American Fable is ambitious, maybe too much so sometimes, but there's an intense pleasure in the boldness of the film's style.
I don't want to see a movie about Crocodile Dundee, I just want to hang out with him. Anyone who can rassle crocodiles and be that nice must know the secret of life. If he knew the secret of making movies, there'd be no stopping the bloke.
"Crocodile Dundee in Los Angeles" is a movie about a genial man and his sweet wife and nice son, and how they leave the Australian Outback and fly to L.A. and foil an international smuggling ring. I've seen audits that were more thrilling.
The movie recycles the formula of the original "Crocodile Dundee" movie from 1986 and the 1988 sequel. Together those two titles rang up a worldwide gross in the neighborhood of $610 million for Paul Hogan. Good on ya, mate! The only mystery about the third movie, more intriguing than anything in its plot, is why there was a 13-year delay before the next title in such a lucrative series.

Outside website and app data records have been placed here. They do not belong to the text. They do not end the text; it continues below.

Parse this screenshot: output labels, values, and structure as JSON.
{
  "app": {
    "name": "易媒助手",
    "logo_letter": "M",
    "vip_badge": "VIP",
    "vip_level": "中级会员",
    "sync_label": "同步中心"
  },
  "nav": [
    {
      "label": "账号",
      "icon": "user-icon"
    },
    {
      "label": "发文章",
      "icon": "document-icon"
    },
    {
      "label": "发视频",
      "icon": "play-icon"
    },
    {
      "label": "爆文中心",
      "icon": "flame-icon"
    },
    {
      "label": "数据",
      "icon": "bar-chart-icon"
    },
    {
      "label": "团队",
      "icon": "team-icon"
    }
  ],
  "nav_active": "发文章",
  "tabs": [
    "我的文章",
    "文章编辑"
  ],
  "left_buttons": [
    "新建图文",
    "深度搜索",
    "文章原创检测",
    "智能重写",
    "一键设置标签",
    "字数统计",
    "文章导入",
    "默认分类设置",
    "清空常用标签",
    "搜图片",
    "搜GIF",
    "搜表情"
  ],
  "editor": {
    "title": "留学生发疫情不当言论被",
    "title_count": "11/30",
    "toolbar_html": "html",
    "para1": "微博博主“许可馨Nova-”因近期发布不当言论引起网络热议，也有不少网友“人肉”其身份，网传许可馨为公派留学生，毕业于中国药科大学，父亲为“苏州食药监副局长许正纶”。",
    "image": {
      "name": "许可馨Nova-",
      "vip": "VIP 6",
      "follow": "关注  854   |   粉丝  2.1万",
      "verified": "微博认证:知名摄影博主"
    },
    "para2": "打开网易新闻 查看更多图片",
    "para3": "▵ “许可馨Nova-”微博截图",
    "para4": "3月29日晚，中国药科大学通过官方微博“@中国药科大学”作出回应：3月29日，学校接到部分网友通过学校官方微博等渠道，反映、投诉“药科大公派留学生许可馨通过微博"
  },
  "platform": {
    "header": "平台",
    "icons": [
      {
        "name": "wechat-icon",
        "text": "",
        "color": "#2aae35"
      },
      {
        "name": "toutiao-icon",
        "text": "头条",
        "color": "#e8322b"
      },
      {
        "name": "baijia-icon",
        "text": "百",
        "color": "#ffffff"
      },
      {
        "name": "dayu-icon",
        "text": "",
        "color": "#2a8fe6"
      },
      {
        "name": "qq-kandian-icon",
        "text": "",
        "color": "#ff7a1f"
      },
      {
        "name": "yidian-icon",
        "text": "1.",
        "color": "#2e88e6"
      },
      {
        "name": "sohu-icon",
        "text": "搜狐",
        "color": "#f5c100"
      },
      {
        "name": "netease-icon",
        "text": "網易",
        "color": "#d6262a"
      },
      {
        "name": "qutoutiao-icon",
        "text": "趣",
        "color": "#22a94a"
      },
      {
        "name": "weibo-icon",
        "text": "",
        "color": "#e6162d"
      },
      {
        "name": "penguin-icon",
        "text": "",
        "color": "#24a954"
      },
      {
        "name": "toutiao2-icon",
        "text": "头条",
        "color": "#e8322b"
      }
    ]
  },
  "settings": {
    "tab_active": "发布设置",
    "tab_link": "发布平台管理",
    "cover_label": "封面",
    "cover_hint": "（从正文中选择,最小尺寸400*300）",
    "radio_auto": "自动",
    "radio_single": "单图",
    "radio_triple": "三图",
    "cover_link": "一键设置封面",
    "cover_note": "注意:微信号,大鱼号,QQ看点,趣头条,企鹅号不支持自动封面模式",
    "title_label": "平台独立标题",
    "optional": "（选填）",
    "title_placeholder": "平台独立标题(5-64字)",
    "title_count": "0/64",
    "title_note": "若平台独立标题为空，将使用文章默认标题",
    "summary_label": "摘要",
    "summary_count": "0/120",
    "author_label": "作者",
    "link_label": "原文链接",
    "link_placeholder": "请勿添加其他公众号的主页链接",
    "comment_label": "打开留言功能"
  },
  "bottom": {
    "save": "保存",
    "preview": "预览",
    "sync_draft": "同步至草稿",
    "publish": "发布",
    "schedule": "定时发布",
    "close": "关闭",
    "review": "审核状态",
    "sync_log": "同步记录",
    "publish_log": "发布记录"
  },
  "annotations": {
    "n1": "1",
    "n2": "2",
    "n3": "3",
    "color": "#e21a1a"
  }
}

Paul Hogan is just plain a nice guy. He's low-key and folksy, and hardly ever gets mad, and has such a studied naivete regarding life in the big city that he not only comes from the Outback but must live in a soundproof hole out there. Like the hero of "Memento," he seems to suffer from short-term memory loss, which is why in movie after movie he can expose himself to would-be muggers, or walk into gay bars without realizing it.
At the ripe age of 89, Oscar can still be a notoriously picky fellow when it comes to what constitutes a contender fo...